In August of 2007, the American Society of Media Photographers (ASMP) was awarded funds by the United States Library of Congress through its National Digital Information Infrastructure and Preservation Program (NDIIPP) for the Digital Photography Best Practices and Workflow (dpBestflow®) project. ASMP assembled a team of experts and thought leaders to research ways to streamline and improve the process, production and preservation of commercial digital artwork.
A partnership between the Smithsonian Institution, the Lawrence Berkeley National Laboratory, and the Library of Congress has recently demonstrated that current technologies can play back experimental recordings made in Washington DC between 1881 and 1885 by the Volta Laboratory Associates. With the support of a Lemelson Center Fellowship and the help of curator Carlene Stephens, I spent approximately ten weeks between October and December 2011 studying all of the experimental sound recordings preserved in the collections of the National Museum of American History. By combining direct artifactual evidence with laboratory notebooks and other written sources, I’ve been piecing together a more comprehensive history of the Volta group’s work in recorded sound than has been available in the past, as well as identifying the place of many individual recordings within it. Here’s what I’ve concluded so far about the six specific recordings played back as part of the recent pilot project.

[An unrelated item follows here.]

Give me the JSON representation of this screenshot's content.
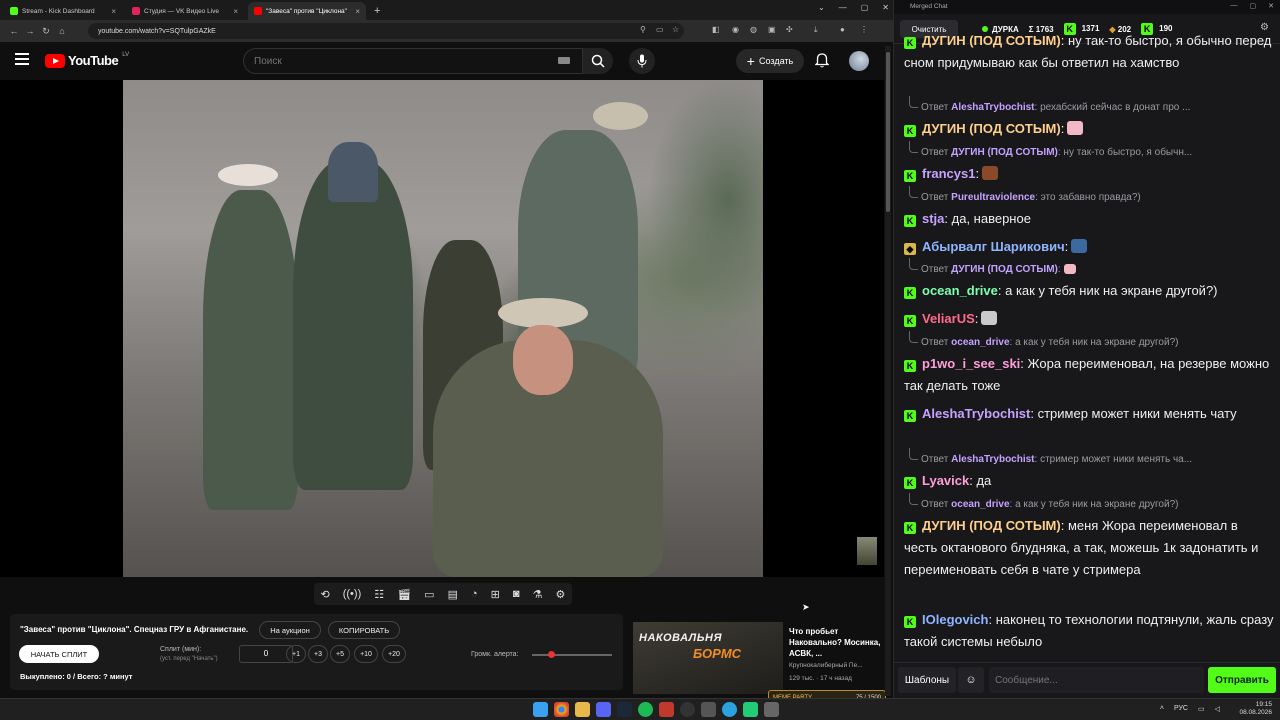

The Conservation Department employs 20 staff, including professionally qualified conservators and technicians who are responsible for the conservation and restoration of works in the collection. The Department is divided into five sections: Paintings, Objects, Textiles, Paper and Preventive Conservation. The Department is concerned with the treatment, display and storage of works in the collection. In addition, works of art in national and international exhibitions are prepared for travel. The conservator's job is to stabilise the object's condition and slow down the natural deterioration processes. This is done through a variety of treatments of varying complexity, and through preventive conservation measures. The conservation approach to each object will vary depending on factors such as its physical nature, its cultural significance and artistic intent. All treatments and scientific investigations are documented; all materials used in conservation treatments are tested for long-term stability and reversibility in the future.
The Getty adopted the Open Content Program because we recognized the need to share images of works of art for free and without restriction, so that all those who create or appreciate art—scholars, artists, art lovers, and entrepreneurs—will have greater access to high-quality digital images for their studies and projects. Art inspires us, and imagination and creativity lead to artistic expressions that expand knowledge and understanding. The Getty sincerely hopes that people will use the open content images for a wide range of activities and that they will share the fruits of their labors with others.
Truly a museum grade display fossil CRINOID slab of impressively large proportions, this is an amazing ENORMOUS natural association of a concentrated group of large and complete prehistoric SEA LILIES of the species Scyphocrinus elegans. The massive slab was formerly the bottom of the Silurian sea where a number of these creatures died and became buried still in their original articulated positions as they were when once alive. The relief and detail of this amazing specimen must be seen in person as it looks so much more impressive than the photos convey. While still alive today, sea lilies were much more prevalent in the ocean in prehistoric times. Whether destined for a prime spot in a major museum, educational exhibition or private interior, this is one piece that will most definitely leave its viewers with an incredible impression of how bizarre ocean life was and still is today! How much more impressive would this three dimensional ORIGINAL AND AUTHENTIC giant slab of prehistoric marine life be compared to a painting? It is as flat as a painting and can easily be mounted to a wall with metal brackets as it averages only 1.5 to 2 inches thick.